Dear English-speaking readers, this page is an automatic Google translation from a post originally written in French. My apologies for the strange sentences and the funny mistakes that could gave been generated during the process. If you can read French, the original and correct version can be found here PetitesBullesdAilleurs.fr
The dragons exist, I met them! Scales, claws, forked tongue, everything is there ... Listening only to my courage, I went to photograph these big prehistoric lizards or "varans" that live in the archipelago of Komodo, Indonesia.
Hunter of dragons
Indiana Jones can go get dressed. Not happy to take me for a princess on the PaschaI also transformed myself into a fearless adventurer, a dragon hunter, on the island of Rinca (pronounced "Rine-cha").
With that of Komodo - in the archipelago of the same name - Rinca is the other island where tourists are disembarked to meet the famous Komodo dragons. They are very big lizards, family of the monitor lizards. They are endangered and protected. There would be between 4,000 and 5,000 left in the Sunda Islands in Indonesia.
Listening only to my courage, I went to photograph them for you ... not even afraid!
Admire the big naughty claws, the prehistoric scales, the forked tongue! These monsters have fed fears and fantasies since the beginning of the 20th century, when Westerners discovered them.
It's the expedition of the American William Douglas Burden, who set off to explore this archipelago at the end of the world in 1926, which made them famous: he brought back two living specimens and he was called "Komodo dragons". This expedition even inspired the plot of the film King Kong from Cooper and Shoedsack in 1933! Three of its stuffed lizards are still visible at the American Museum of Natural History.
Komodo monitor attacks on a child (in 2007) and a fisherman (in 2009), as well as the story of this small group of divers stranded on the island of Rinca (in 2008), who had to repel a lizard throwing stones, continue to maintain the fear inspired by these charming critters.
Attention danger !
That said, the Komodo dragons may have become a tourist attraction, but beware of it. The rangers who make you visit the island are armed with long forked sticks.
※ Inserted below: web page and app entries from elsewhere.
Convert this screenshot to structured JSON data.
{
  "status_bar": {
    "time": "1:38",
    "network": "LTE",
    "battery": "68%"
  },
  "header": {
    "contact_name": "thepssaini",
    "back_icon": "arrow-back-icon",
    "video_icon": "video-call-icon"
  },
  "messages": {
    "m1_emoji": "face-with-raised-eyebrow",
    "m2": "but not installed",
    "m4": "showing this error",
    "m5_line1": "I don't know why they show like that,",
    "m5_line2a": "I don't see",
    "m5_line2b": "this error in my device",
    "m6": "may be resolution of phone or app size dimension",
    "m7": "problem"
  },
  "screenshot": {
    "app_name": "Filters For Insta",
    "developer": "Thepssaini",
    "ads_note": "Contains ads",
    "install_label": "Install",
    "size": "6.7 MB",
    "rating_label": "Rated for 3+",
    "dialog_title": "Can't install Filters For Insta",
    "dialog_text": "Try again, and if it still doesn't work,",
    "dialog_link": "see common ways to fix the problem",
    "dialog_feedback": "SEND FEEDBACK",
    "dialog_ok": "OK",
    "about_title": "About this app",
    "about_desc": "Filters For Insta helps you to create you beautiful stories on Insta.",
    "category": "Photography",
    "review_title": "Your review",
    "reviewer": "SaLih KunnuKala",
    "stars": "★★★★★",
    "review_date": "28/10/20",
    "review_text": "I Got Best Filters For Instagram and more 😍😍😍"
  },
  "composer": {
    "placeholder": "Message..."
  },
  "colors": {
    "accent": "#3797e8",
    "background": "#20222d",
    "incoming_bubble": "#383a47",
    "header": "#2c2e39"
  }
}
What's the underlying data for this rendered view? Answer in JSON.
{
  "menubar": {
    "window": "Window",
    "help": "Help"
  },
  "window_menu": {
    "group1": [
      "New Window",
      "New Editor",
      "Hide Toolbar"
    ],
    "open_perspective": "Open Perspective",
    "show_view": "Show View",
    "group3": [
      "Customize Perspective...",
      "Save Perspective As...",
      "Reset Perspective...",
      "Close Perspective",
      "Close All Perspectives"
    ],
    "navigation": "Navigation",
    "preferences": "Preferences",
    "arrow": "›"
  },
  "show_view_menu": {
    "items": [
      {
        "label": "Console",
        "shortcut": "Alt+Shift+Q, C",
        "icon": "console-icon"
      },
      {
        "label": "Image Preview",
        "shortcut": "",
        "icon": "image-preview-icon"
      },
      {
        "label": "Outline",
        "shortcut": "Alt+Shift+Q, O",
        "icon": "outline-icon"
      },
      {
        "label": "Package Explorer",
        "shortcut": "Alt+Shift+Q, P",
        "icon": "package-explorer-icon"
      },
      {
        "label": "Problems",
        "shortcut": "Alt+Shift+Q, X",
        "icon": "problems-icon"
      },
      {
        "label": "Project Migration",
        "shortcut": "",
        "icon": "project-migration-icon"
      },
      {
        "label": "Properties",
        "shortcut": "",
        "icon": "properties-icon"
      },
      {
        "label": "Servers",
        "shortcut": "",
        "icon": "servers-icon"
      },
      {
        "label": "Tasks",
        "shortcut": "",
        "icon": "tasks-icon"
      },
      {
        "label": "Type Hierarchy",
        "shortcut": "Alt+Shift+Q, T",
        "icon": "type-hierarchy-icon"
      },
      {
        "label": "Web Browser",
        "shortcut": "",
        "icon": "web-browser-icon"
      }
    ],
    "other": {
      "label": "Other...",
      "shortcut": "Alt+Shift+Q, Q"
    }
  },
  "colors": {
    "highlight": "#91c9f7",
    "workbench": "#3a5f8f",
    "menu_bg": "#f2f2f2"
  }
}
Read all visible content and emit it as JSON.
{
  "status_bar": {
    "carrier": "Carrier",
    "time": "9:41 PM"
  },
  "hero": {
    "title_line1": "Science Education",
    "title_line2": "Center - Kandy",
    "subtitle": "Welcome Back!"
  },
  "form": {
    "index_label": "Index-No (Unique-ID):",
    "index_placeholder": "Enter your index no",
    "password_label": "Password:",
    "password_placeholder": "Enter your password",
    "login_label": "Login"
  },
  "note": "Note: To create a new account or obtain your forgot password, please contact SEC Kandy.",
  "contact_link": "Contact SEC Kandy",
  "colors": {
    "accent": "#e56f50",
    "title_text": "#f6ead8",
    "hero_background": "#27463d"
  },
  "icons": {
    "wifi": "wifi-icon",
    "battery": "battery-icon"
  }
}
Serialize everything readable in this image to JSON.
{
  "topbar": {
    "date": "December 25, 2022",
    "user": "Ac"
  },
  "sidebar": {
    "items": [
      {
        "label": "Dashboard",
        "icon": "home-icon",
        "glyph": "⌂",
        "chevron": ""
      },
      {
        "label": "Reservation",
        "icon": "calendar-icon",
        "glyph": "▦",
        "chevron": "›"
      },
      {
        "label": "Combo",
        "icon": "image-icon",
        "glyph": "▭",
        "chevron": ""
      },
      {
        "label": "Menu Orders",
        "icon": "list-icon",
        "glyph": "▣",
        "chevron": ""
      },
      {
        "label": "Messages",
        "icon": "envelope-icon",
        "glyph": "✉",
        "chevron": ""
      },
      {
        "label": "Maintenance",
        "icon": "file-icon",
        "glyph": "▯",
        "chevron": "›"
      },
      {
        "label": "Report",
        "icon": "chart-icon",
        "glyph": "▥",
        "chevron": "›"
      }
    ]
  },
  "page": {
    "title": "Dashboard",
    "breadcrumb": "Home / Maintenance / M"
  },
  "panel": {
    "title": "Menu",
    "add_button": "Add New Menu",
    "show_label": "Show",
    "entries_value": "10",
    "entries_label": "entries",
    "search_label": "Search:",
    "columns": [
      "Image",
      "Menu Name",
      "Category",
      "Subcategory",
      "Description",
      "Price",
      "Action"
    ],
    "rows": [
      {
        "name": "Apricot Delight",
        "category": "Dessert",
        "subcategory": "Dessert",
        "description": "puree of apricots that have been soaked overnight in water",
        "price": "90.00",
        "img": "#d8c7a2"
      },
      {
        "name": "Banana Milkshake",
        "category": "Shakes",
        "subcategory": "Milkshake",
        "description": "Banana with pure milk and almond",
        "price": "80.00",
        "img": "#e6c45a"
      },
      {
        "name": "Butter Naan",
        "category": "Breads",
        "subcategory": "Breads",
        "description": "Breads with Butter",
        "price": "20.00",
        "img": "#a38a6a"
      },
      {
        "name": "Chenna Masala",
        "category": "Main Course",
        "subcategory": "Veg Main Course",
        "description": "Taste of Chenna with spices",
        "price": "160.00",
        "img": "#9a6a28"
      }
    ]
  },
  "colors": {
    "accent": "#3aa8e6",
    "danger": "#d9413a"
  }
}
This is not to amuse the gallery nor just for photos. This is to repel the giant lizard too fearless who would be tempted to approach.
The Komodo lizards measure 2.50 to 3 meters long, tail included. It was long thought that their saliva contained very toxic bacteria. In fact, like other reptiles, they have venom glands [see the section "Venom and bacteria" on Wikipedia]. A bite can be fatal.
One would think them slow and clumsy, when one discovers them huddled up, in the process of sleeping, near the garbage cans of one of the rangers' bungalows, which serves as a kitchen. But they are incredibly fast and agile.
Ranger-guides plan to take pictures to prevent unwary tourists from coming too close. A small group of visitors has also taken possession of the overhanging terrace to better observe them when we arrive.
It is really recommended not to approach too much. The dragons have become accustomed to human presence, they know they can find food in the area. But they remain wild animals, with unpredictable reactions. Courageous, but not reckless, I wisely remain at a distance, following the instructions of the rangers. Indiana Jones would have done the same.
Then everyone leaves to explore the island, preceded by a ranger armed with a forked stick.
I admit, I am a little disappointed not to have met other dragons on the way. The only ones I've seen - and photographed - are those who hang out near the ranger's quarters.
Under the sun of Rinca
Rinca Island is arid. A savannah landscape, with very little shade, overlooking the azure water. A few palms here and there.
The only big beast we encountered during this small expedition was a wild buffalo. I was scared only after. Realizing that said buffalo was not attached.
Well yes, used to those rice fields, I did not think at first. We are in a nature reserve here! The animals are free. It can be as dangerous as a monitor, a wild buffalo ...
Two hours of walking in full sun. But the ride is worth it.
Jerome, my guide diving on the Pascha, is in the game. And our adorable tidy guide stops regularly to show us the natural curiosities of the island: edible fruits trapped in a calabash, whose name I have forgotten. Hens of water stashed in the mangrove. The holes dug by female lizards, where they lay their eggs. A monkey hanging high in an interlacing of branches.
At every turn of the trail, I watch, hoping for a monitor. But no. Nothing. Another hen of water.
My soul Indiana Jones and my bravery begin to melt under this ruthless sun. We share the sips of water that remain at the bottom of the bottles. When the walk ends, it is with happiness that I find the ranger's memories hut, where I do not buy any wooden figurine with the effigy of the dragons, but where I get a boost of energy. shade, sipping an almost fresh Coke.
A tip to our guide and here we are ready to re-embark on the Pascha. I am a bit sad. Because it's also my last day in the Komodo archipelago ...
But I still have some things to show you. Because the bastards with teeth are not only terrestrial, in the corner: there are plenty under water too. (Indiana Jones, get out of this body!)